(abridged)

Thursday, September 19, 2019

Mayoral candidate pledges free buses to combat climate change

Christchurch mayoral candidate, John Minto says "Free Public Transport is an important part of fighting climate change - Minto for Mayor will get it going in Christchurch!"

Today Minto welcomed an important "breakthrough in the debate about free public transport":


 
#MintoforMayor
Website: www.MintoforMayor.nz
Facebook: Minto For Mayor 2019

Free public transport and more govt action called for

Dunedin's bus Hub. Photo: Stephen Jaquiery
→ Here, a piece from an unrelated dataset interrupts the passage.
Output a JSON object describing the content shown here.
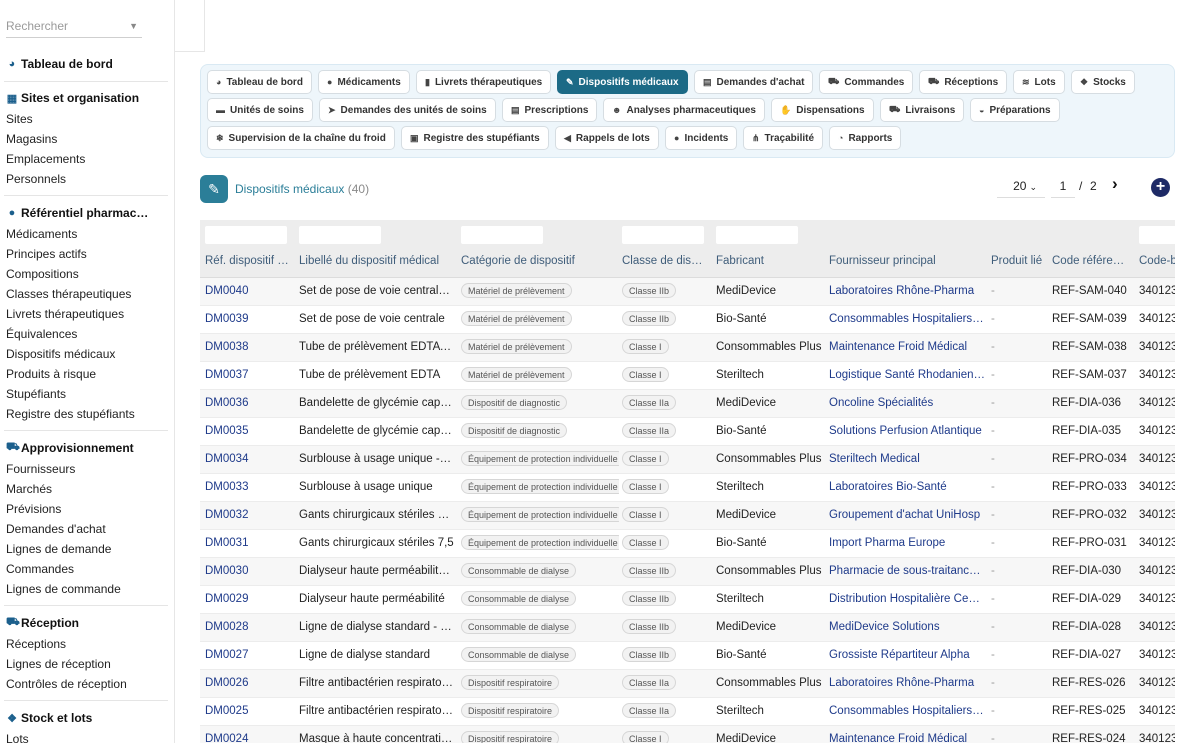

"A lot can be done to reduce greenhouse gas emissions from transport," he said yesterday.
Transport had a crucial role to play, and he urged "more promotion of public transport, with introduction of "free city transport offered by local governments, paid by ratepayers, at least as a trial exercise".
Some fare-free public transport had been offered in Auckland and he would like to see this extended and offered elsewhere.
Sir Alan is a University of Otago botanist and chairman of the Wise Response Society, a group that promotes sustainable approaches and a "wise response" to climate change challenges.
There was "no substitute for reducing emissions", rather than simply trying to capture carbon through extensive exotic tree planting, he said yesterday.
Such emission cuts required promotion, policies and regulations by central and local governments.
And cuts were vital "in effectively addressing global warming and associated climate disruption", he added.

"We believe the billion trees programme needs urgent review, particularly the use of commercial plantations of exotic conifers with their relatively short rotations.
"Permanent forests, exotic or native, would be more effective in sequestering carbon, " he said.

 - This story is part of the Otago Daily Times contribution to Covering Climate Now, an international campaign by more than 170 media organisations to draw attention to the issue of climate change ahead of a United Nations summit on September 23. To read more of our coverage, go to odt.co.nz/climate.

Submission on Zero Carbon Bill

Climate Change Response (Zero Carbon) Amendment Bill

Submission by Fare-Free NZ editor Roger Fowler (July 2019):

I support the general thrust of the Climate Change Response (Zero Carbon) Amendment Bill with the strongest possible targets and serious and concerted action planning to achieve those targets.

Recommendations

I submit the following proposal as a viable action towards achieving the short term and long term robust targets of the Bill to reduce greenhouse gas emissions.

1. The Government should immediately declare a nation-wide 'climate emergency' to set the country on the equivalent of a 'war footing' to mobilise maximum support for concerted planned action to combat climate change. The government needs to lead a serious response to this climate emergency and discard empty slogans and ineffective piece-meal gestures. The action has to be big and bold to produce a national mind-set turn-around needed to be successful.

2. Recognising that the proliferation of cars and chronic daily traffic congestion in our cities is already causing record vehicle emission levels and hundreds of premature deaths, plus extensive heart and acute respiratory diseases, and that the impact on the environment is rising, the Government should make urgent steps to place public transport into the hands of appropriate elected governing bodies and plan to upgrade all public transports services and infrastructure to cater for a major increase in usage, and to allow for the introduction of fare-free, quality, no-emission public transport in all the main cities. These moves will have a huge 'big and bold' impact of attracting a large bulk of people out of cars and onto quality, modern, integrated public transport and ending chronic traffic congestion - a major source of greenhouse gas emissions.

To support this submission I attach a paper I submitted to Auckland Transport's 'Big Idea' project last year:
https://farefreenz.blogspot.com/2019/06/a-big-idea-thats-too-big-forauckland.html?m=0